It could be argued the photography came of age in the swinging 60s. The men and women behind the cameras became household names and amateur photographers enjoyed access to affordable high quality cameras and film.
This photographic prosperity progressed into the next decade as photographers pushed the boundaries and began to explore new methods of working, and news photographers were able to document a world re-shaping itself at the height of the Cold War.
A new exhibition at the Barbican in London, Everything was Moving: Photography from the 60s and 70s explores the shifting political and social landscape of that time through the work of a number of photographers.
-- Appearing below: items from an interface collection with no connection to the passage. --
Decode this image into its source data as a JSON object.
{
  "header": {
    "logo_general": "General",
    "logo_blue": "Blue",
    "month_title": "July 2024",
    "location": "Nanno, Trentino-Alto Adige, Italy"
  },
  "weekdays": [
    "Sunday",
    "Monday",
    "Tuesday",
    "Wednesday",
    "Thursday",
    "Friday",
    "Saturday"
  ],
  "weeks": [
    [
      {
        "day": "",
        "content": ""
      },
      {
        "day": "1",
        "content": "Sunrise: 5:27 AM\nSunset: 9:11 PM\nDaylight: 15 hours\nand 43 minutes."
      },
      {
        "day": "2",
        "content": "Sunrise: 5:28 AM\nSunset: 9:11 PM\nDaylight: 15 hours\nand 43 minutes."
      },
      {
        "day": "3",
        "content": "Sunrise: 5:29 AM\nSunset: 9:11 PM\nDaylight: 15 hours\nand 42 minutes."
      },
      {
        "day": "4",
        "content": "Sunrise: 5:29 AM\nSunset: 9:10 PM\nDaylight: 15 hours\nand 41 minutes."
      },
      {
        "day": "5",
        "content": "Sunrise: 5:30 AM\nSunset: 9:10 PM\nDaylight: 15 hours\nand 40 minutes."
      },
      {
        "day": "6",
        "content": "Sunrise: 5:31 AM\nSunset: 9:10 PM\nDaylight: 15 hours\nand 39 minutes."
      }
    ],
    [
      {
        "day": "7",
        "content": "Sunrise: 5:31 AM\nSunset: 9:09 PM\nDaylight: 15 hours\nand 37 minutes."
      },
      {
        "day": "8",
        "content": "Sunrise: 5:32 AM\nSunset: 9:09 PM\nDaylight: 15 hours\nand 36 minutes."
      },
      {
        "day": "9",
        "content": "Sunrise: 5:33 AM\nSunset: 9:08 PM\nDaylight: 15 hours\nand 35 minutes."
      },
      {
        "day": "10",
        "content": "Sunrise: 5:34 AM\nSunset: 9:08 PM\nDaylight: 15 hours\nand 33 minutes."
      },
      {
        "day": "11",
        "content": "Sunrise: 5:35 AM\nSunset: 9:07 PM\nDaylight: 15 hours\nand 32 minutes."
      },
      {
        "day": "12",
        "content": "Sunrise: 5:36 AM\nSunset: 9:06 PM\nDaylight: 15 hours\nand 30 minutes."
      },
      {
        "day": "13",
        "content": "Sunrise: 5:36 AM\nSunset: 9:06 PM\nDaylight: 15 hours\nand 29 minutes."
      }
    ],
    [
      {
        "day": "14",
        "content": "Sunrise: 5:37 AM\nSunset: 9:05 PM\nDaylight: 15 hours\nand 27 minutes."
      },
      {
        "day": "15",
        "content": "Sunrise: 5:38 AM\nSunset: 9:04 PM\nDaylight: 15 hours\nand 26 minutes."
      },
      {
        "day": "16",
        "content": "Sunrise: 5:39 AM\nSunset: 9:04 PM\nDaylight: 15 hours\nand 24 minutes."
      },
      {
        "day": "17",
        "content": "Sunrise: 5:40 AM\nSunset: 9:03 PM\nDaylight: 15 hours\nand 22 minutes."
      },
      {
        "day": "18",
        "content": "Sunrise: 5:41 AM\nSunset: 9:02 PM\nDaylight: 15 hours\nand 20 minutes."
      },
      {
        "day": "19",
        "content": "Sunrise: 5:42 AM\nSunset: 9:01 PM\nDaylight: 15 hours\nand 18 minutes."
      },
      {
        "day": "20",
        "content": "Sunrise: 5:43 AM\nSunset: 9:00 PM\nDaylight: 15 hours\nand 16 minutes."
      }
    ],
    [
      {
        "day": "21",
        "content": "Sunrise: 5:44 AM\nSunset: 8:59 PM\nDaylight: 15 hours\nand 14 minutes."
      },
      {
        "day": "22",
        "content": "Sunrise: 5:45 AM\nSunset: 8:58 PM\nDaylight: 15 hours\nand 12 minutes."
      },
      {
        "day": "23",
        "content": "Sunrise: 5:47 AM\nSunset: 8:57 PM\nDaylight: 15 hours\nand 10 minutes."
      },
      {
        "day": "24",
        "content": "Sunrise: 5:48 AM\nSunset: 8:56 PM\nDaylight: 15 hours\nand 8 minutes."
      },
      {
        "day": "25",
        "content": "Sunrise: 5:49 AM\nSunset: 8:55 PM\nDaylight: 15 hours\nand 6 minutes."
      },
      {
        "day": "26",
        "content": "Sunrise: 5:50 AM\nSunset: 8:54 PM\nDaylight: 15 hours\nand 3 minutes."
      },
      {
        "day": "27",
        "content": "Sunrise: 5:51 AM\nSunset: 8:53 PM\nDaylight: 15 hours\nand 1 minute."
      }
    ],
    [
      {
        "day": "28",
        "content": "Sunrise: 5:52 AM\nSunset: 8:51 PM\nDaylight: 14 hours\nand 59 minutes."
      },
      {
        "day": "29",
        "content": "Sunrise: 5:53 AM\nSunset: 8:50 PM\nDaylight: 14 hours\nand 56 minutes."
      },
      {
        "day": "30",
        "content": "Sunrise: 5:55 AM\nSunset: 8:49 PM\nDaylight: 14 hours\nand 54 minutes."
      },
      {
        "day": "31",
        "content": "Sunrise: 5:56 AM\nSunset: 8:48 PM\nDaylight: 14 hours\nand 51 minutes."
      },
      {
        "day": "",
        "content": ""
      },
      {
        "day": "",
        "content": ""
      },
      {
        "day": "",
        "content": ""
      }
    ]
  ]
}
The exhibition is a must see for anyone remotely interested in documentary photography with large bodies of work from photographers like Bruce Davidson, David Goldblatt, Li Zhensheng, Ernest Cole and Raghubir Singh.
Many of these photographer worked alone, some in secrecy, on projects exploring society through complex imagery. "It's a show about photography's unique relationship to the world, to real events and real experience," says Kate Bush, Head of Art Galleries at the Barbican.
The work on show spans the globe and some will be familiar to anyone who has an interest in the medium, but there are also those which are in the UK for the first time and some which have only recently been discovered.
This is documentary photography in the raw, and you just can't beat it. Strong stories from moments of upheaval, taken by photographers with a view and a voice and the skill to ensure that aesthetics remained core. Every frame resonates with a desire for change. Sure, photography may not alter the world but it can kick-start a new way of seeing.
As Bruce Davidson notes: "I'm not trying to tell a story as such, but to work around a subject intuitively, exploring different vantage points, looking for its emotional truth. If I am looking for a story at all, it's in my relationship to a subject."
Beyond the politics on show there is the sheer beauty of the prints to behold, especially those of William Eggleston and Larry Burrows whose prints from Vietnam are what Kodachrome was made for.
Physics may tell us that photography should simply be a record of what can be seen, yet these artists show that it can be so much more when in the right hands, often revealing that which cannot be seen. Of course sometime it can also simply be art, though the lines may blur with time.
Everything was Moving: Photography from the 60s and 70s can be seen at the Barbican until 13 January 2013.